And then, many hundreds of years later a man called Jesus tells them a rather unsettling story – which we have also heard this morning.
In this story Jesus tells us of a landowner who planted a vineyard and then rented it out to some tenants. This is immediately unsettling because the whole concept of rental and tenancy implies a lack of permanency – certainly not a freehold.
And then the real freeholder, who is of course God, sent his servants back to the vineyard to collect the fruit. But the tenants have either been lazy and have not produced any fruit or they have forgotten who really owns the harvest and don’t want to hand over the fruit of their labour and one after the other they kill the servants. Jesus is doubtless talking here about the prophets who came after Moses and before himself, who sought to bring the people back to God. And then the owner of the vineyard finally sent his own son, who is of course Jesus, in a last ditch attempt to bring the tenants back into a proper relationship with himself. But, even though they are dealing with the son of the landowner the tenants do not change their ways and they kill the son.

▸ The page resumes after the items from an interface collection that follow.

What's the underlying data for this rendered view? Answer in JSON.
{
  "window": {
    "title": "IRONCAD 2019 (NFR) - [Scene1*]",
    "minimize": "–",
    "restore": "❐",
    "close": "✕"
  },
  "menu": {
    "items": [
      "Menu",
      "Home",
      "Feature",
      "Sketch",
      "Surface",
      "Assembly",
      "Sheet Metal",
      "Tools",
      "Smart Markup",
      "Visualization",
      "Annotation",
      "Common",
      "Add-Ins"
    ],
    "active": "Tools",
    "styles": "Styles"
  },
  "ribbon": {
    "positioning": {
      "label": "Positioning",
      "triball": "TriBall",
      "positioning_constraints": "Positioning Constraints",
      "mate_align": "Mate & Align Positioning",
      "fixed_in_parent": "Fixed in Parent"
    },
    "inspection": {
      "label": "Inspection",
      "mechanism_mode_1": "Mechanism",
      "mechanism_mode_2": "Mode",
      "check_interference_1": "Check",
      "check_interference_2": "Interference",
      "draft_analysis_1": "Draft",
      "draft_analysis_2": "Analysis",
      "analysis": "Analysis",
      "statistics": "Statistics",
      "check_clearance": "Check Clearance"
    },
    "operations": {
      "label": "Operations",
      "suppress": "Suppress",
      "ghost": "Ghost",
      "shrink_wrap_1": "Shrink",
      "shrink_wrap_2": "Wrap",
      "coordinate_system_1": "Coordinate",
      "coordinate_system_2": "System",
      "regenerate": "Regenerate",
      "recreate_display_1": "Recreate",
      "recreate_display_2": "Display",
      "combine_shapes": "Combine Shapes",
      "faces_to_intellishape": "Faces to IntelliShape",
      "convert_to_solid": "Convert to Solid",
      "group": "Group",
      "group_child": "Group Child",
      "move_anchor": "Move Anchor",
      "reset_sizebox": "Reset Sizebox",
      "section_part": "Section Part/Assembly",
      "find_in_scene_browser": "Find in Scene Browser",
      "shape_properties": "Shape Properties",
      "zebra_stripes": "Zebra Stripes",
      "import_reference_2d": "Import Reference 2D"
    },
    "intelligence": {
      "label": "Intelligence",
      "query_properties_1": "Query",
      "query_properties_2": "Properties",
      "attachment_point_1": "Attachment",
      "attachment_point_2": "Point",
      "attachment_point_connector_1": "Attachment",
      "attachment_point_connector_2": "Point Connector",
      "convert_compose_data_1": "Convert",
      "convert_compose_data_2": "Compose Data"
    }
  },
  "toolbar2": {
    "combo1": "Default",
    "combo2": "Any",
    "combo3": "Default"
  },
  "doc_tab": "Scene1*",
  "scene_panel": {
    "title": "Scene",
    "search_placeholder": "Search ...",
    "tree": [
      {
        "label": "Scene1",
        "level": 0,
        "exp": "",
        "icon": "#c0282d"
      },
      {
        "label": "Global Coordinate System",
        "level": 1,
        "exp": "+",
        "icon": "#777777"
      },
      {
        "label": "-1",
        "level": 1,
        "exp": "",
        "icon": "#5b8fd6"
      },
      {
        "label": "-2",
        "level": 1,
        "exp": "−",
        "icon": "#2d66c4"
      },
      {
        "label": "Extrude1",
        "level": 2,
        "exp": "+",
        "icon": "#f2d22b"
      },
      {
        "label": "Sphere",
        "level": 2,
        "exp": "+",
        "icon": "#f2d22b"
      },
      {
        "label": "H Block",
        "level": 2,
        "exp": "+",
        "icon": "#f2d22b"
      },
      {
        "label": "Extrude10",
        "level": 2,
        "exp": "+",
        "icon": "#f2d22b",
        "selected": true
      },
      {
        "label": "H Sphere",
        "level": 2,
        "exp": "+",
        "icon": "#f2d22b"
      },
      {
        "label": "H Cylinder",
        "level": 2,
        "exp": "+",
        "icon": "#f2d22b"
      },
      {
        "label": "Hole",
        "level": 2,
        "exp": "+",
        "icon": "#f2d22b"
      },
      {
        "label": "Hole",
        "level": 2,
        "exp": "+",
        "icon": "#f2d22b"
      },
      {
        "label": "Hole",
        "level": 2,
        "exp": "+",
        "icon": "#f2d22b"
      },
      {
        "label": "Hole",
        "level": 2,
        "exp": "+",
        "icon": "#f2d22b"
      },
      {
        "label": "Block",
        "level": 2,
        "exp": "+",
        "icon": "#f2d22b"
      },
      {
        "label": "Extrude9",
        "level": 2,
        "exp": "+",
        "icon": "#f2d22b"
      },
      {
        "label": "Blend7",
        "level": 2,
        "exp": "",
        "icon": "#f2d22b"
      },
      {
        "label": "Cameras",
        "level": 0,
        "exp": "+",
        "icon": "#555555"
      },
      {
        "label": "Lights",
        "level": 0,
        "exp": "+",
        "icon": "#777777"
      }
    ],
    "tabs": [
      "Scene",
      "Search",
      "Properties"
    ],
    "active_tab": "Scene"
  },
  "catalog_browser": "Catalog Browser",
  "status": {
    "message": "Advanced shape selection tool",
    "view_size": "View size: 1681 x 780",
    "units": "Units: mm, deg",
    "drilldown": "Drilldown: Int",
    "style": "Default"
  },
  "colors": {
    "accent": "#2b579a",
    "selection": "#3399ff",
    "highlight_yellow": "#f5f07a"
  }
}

But the real denouement for his audience is this:
“He will bring those wretches to a wretched end and he will rent out the vineyard to other tenants, who will give him his share of the crop at harvest time.”
Jesus is saying loud and clear that despite being the chosen people and living in the promised land that the Jewish people are not the freeholders and do not hold a monopoly either on the land or on their relationship with God. What counts in a real relationship with God is not inheritance or birthright but the bearing of real fruit and giving to God what is God’s.
And, of course, when we become followers of Jesus we become the new tenants of the vineyard. But, and here is the rub, as English Anglicans I wonder whether we sometimes think of ourselves as having a freehold on God and all his works. As wonderful as our ancient buildings are I wonder whether they give us too much of a sense of permanence and even entitlement. Because this church has been here for a thousand years and because Christianity has been part of this landscape for even longer do we perhaps feel that we are the chosen people and have perhaps become too complacent in our relationship with God?
If that could be true on any level then let us remember always that God wants us to bear fruit worthy of our calling and we should give thanks that we are here by his grace and not by any entitlement of our own.
And if you are worried about the 613 commandments, or perhaps if you have a tattoo, remember that Jesus also said something very important about the law of Moses,:
“Love the Lord your God with all your heart and with all your soul and with all your mind.’ This is the first and greatest commandment. And the second is like it: ‘Love your neighbor as yourself.’ All the Law and the Prophets hang on these two commandments.”
If you can follow those two commands perfectly then you are already a saint, but if you are having any difficulties just keep coming back here with the rest of us and perhaps we can learn together how to be good and faithful tenants in God’s vineyard.